Programme metrics will be used to monitor progress on an ongoing basis. This evaluation evidence will inform programme decision-making, including roll-out decisions, at key milestones. The evaluation strategy will further iterate as the programme’s plans develop to ensure that evaluation continues to meet both policy and programme needs. The evaluation strategy report commits to publishing information about the programme’s performance and evaluation at points when the service is suitably developed and robust, and where publishing will provide a representative picture of the Health Transformation Programme’s progress.

Recommendation 27: We recommend DWP take a similar approach in evaluating its Health Transformation Programme measures. Furthermore, when the Scottish Government publishes its planned evaluation, DWP should learn from the results and consider what changes, if any, it should make to its benefit assessments. (Paragraph 122)

In the development of the Health Transformation Programme evaluation strategy, the Department has drawn on wider programme evaluation expertise which has informed the strategy. A review of learning from the evaluation of other relevant programmes within the UK has helped inform the Department’s approach in line with best practice.

Recommendation 28: We recommend that while it develops its long-term plans to remove WCAs, DWP accelerates improvements to health assessments in the short-term.

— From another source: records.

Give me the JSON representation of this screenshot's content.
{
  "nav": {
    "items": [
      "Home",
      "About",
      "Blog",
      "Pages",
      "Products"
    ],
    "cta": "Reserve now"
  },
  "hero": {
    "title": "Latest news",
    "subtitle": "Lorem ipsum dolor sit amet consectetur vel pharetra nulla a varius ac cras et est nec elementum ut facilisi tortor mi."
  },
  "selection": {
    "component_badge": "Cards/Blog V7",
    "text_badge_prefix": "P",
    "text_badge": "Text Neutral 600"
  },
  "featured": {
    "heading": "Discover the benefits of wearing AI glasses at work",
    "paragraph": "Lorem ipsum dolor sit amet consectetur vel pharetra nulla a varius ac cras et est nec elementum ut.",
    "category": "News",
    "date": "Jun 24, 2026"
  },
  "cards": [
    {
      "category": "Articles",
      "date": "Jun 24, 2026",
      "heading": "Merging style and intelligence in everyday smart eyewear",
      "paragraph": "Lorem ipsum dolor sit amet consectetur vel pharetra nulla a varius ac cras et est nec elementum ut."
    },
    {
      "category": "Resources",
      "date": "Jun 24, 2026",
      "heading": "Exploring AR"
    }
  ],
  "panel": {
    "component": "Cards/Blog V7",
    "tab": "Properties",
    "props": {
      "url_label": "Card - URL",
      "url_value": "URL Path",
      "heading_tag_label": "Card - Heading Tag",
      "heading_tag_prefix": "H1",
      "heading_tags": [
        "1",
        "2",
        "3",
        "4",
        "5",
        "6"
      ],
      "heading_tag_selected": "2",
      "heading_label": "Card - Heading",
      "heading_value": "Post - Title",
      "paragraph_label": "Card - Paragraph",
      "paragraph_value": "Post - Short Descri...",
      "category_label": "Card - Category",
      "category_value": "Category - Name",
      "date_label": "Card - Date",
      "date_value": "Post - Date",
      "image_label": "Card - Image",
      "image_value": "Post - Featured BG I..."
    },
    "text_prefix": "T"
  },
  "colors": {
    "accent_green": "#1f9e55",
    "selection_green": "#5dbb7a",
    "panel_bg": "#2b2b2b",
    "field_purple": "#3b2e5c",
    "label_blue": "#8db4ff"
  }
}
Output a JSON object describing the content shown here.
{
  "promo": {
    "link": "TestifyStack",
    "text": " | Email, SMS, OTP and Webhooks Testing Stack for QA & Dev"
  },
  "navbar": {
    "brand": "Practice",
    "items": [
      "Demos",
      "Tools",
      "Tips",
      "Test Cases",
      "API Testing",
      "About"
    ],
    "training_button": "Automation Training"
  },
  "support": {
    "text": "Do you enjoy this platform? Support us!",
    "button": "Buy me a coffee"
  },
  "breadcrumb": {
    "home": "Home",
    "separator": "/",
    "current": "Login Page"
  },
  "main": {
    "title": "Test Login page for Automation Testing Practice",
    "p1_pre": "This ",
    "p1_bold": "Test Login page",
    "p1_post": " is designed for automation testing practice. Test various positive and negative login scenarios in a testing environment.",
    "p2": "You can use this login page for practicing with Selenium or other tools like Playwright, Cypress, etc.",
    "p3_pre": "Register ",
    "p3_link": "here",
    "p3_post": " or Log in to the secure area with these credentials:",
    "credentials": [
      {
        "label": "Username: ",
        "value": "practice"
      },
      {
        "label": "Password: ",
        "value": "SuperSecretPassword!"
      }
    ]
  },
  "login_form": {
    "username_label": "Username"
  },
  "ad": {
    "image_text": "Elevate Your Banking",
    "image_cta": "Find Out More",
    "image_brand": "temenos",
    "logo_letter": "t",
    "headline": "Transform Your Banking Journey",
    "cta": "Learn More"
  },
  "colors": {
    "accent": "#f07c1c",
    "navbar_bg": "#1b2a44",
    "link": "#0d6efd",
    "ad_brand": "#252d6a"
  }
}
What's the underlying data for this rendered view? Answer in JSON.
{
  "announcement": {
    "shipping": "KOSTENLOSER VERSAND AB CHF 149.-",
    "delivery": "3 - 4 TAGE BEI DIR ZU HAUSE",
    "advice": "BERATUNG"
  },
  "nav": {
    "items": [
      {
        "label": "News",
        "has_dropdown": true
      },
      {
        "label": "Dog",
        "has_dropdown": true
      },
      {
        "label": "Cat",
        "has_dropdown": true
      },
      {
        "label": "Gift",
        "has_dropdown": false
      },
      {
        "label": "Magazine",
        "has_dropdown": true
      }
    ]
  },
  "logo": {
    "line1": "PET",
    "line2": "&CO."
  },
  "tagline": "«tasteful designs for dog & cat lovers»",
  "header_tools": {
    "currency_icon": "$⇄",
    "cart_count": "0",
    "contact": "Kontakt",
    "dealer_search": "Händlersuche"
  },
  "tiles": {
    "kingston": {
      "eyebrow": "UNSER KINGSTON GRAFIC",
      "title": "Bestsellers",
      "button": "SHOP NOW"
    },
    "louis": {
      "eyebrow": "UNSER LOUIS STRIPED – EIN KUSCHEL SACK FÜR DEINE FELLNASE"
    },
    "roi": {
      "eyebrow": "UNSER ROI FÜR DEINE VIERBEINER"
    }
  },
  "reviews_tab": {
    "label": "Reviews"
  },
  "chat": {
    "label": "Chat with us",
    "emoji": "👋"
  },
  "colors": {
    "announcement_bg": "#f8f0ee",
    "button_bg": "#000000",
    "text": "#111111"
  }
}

We have suggested some areas for change in this Report to start that process—recording of assessments and sharing reports to increase transparency are key, and these should be implemented without delay. (Paragraph 125)

Thorough evaluation through tests and trials is vital in ensuring that any improvements the Department makes—including proposals set out in the White Paper—are rolled out based on robust evidence of what works.

For instance, as outlined in the response to recommendation 7, evidence from the Health Assessment Channel Trial will inform how the Department’s multi-channelled service capability can be optimised, including whether claimants will be able to choose their preferred assessment channel.

In the response to recommendation 15, the Department also outlines its progress on plans to test the Severe Disability Group, working with specialist health professionals to draw up a set of draft criteria which were shared with several charities, whose feedback was used to further develop the criteria.

Other recent/ongoing developments outlined in other recommendation responses include the publication, on 8 June, of the first set of UC WCA statistics; and the Department’s commitment to review guidance and training for health professionals on the use of evidence from carers and family members, which will be accompanied by work with the assessment providers to address any compliance issues.

The Department has begun to test the feasibility of sharing assessment reports with people by default rather than on request. As outlined in its response to recommendation 20, it is also exploring the recording of assessments as part of its work to develop a new Health Assessment Service, including looking at how audio recording can also be offered for video assessments. The Department will be seeking ways to improve the whole process, including helping claimants to better understand that the opt-in option for audio recording is already available.